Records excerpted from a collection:
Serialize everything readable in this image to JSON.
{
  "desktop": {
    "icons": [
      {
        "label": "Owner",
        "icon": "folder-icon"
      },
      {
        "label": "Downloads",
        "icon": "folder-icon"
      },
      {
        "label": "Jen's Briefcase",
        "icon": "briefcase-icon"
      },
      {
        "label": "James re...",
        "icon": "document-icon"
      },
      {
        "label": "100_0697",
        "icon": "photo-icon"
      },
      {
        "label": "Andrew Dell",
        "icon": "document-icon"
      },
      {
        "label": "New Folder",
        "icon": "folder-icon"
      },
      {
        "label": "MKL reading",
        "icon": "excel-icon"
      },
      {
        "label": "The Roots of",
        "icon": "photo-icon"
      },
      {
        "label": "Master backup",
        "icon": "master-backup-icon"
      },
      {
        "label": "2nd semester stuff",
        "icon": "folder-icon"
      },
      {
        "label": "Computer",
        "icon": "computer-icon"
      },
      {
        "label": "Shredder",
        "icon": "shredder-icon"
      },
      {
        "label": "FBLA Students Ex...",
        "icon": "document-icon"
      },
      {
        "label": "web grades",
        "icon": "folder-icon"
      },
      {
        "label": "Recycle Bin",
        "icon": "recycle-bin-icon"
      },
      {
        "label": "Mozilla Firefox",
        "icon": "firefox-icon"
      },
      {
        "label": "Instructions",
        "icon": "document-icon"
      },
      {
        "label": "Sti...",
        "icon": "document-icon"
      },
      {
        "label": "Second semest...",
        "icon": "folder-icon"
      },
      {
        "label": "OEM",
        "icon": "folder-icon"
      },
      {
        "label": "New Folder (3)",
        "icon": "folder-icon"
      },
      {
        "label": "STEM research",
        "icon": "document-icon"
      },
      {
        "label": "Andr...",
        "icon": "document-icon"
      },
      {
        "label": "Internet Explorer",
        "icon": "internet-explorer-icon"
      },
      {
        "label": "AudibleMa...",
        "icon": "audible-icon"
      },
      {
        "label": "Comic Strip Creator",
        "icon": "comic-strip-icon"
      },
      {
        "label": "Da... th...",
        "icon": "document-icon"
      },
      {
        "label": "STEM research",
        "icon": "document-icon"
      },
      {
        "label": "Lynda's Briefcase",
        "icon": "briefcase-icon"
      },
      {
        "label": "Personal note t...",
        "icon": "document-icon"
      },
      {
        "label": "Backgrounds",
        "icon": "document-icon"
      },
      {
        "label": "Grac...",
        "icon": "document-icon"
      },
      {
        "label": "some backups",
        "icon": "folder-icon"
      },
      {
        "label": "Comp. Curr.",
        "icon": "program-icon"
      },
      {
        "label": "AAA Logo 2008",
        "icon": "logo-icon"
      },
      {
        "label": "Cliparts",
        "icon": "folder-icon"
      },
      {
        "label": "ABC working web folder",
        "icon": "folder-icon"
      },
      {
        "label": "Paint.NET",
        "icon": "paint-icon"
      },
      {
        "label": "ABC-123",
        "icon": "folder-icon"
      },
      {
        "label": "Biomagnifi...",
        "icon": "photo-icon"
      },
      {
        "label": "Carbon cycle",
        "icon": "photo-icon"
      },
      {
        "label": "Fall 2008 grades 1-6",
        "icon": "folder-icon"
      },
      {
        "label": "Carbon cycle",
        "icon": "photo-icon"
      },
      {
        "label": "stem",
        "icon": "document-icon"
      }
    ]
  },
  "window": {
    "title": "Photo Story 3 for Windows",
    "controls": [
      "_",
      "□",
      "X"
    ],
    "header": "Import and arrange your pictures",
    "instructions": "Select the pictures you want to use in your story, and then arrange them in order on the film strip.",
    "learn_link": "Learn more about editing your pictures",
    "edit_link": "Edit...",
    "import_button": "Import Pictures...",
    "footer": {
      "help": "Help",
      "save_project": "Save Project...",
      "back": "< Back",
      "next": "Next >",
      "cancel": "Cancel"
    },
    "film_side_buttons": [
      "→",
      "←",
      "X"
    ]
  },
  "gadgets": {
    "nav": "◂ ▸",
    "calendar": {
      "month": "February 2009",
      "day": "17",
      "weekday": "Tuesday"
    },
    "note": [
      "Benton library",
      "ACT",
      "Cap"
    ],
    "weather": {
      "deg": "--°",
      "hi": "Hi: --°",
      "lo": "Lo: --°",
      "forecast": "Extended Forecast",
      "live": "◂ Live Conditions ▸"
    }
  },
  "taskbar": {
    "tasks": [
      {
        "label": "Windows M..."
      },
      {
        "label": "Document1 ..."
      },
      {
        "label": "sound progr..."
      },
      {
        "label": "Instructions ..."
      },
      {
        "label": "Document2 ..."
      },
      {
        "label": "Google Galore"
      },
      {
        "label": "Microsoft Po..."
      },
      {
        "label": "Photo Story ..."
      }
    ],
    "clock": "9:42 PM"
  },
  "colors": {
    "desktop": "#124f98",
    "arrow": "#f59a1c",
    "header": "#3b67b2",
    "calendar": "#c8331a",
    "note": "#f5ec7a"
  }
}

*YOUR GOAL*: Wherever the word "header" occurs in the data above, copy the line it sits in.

*ANSWER*:
    "header": "Import and arrange your pictures",
    "header": "#3b67b2",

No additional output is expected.